EXERCISE DETAILS: Within the records, find every line that includes the word "apps" and copy it.

SUPPLIED RECORDS:
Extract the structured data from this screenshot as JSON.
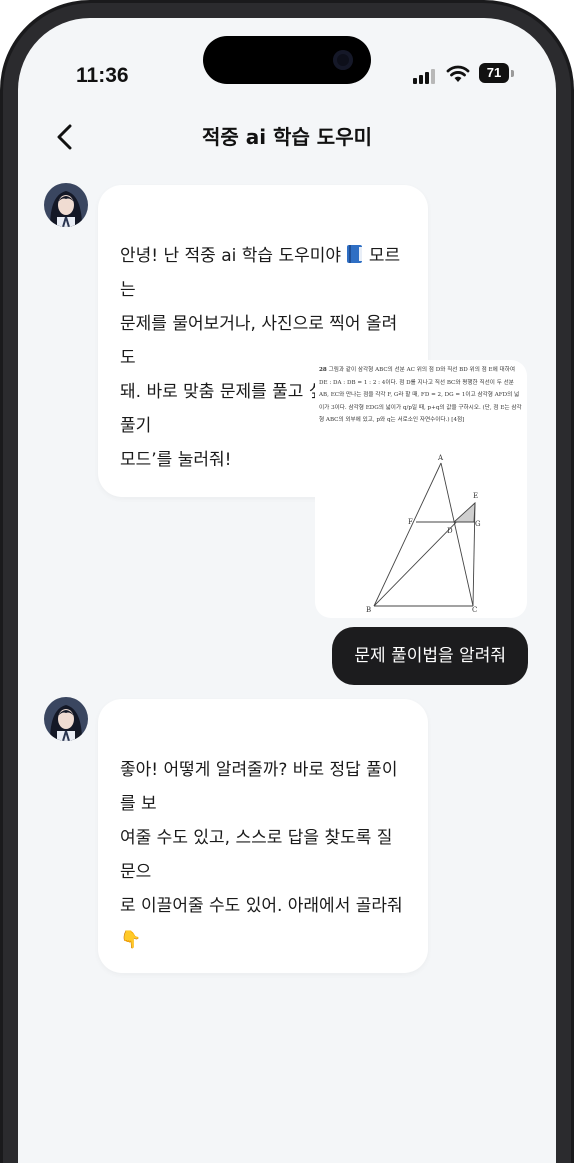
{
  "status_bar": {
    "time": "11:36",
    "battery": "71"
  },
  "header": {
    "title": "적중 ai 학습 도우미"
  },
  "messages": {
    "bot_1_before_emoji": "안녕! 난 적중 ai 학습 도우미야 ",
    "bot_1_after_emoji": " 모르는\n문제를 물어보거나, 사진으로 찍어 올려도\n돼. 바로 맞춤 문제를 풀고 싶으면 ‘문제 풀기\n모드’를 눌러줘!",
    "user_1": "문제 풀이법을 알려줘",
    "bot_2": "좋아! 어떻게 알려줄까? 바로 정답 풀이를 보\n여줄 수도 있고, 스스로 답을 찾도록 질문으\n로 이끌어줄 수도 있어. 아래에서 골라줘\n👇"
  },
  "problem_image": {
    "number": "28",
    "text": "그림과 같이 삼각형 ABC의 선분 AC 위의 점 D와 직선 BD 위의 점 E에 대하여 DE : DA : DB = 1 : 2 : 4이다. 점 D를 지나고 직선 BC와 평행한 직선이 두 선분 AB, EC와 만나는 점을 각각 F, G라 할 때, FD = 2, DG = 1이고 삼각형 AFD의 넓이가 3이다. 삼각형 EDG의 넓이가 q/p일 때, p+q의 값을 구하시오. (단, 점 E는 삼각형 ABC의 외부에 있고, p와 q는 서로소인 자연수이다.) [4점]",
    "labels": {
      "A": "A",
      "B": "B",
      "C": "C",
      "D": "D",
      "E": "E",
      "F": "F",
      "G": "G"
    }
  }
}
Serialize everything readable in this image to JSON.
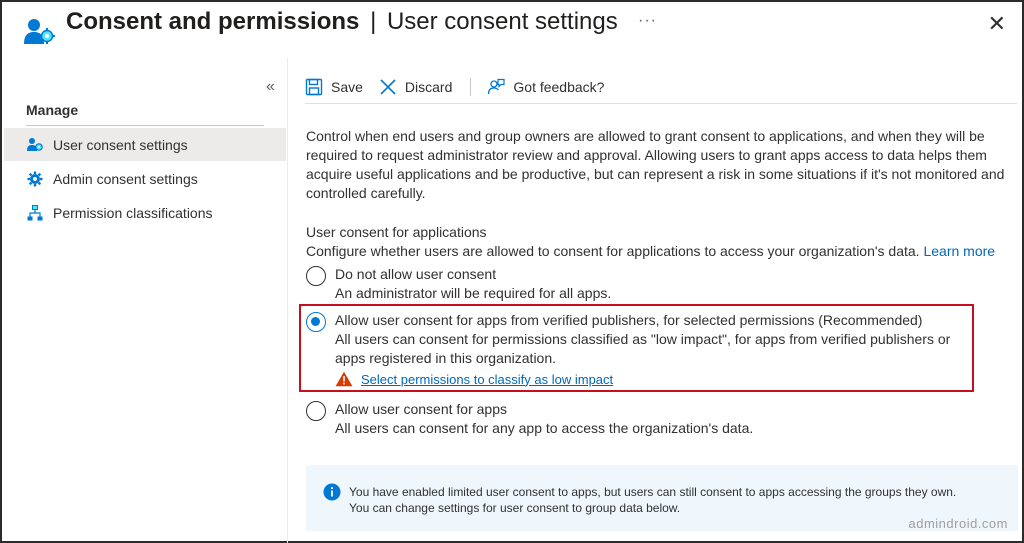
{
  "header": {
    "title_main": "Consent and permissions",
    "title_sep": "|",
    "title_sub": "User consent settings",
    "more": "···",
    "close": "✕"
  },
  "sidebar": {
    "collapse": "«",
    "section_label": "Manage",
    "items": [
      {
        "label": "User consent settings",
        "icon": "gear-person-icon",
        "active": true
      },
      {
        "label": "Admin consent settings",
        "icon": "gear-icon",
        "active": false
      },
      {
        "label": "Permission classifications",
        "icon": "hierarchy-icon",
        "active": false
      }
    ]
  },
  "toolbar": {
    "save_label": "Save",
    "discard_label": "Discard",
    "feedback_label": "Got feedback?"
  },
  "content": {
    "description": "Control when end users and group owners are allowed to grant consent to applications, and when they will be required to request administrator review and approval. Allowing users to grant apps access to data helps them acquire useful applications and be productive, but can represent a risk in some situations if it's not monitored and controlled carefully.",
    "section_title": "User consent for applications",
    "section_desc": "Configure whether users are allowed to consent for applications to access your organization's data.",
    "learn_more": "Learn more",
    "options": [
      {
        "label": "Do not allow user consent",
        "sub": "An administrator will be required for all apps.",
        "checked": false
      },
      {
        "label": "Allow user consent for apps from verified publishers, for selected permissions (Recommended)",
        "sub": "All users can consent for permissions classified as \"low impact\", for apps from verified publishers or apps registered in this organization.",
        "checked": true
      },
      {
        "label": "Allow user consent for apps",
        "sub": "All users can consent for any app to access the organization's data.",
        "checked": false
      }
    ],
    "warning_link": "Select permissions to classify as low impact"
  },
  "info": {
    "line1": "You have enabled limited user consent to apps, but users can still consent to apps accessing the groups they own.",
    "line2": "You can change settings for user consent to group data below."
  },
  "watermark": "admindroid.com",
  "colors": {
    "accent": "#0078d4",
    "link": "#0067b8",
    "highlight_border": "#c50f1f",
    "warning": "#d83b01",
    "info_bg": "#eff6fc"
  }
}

SOLUTION TO THIS EXERCISE:
    "description": "Control when end users and group owners are allowed to grant consent to applications, and when they will be required to request administrator review and approval. Allowing users to grant apps access to data helps them acquire useful applications and be productive, but can represent a risk in some situations if it's not monitored and controlled carefully.",
        "sub": "An administrator will be required for all apps.",
        "label": "Allow user consent for apps from verified publishers, for selected permissions (Recommended)",
        "sub": "All users can consent for permissions classified as \"low impact\", for apps from verified publishers or apps registered in this organization.",
        "label": "Allow user consent for apps",
    "line1": "You have enabled limited user consent to apps, but users can still consent to apps accessing the groups they own.",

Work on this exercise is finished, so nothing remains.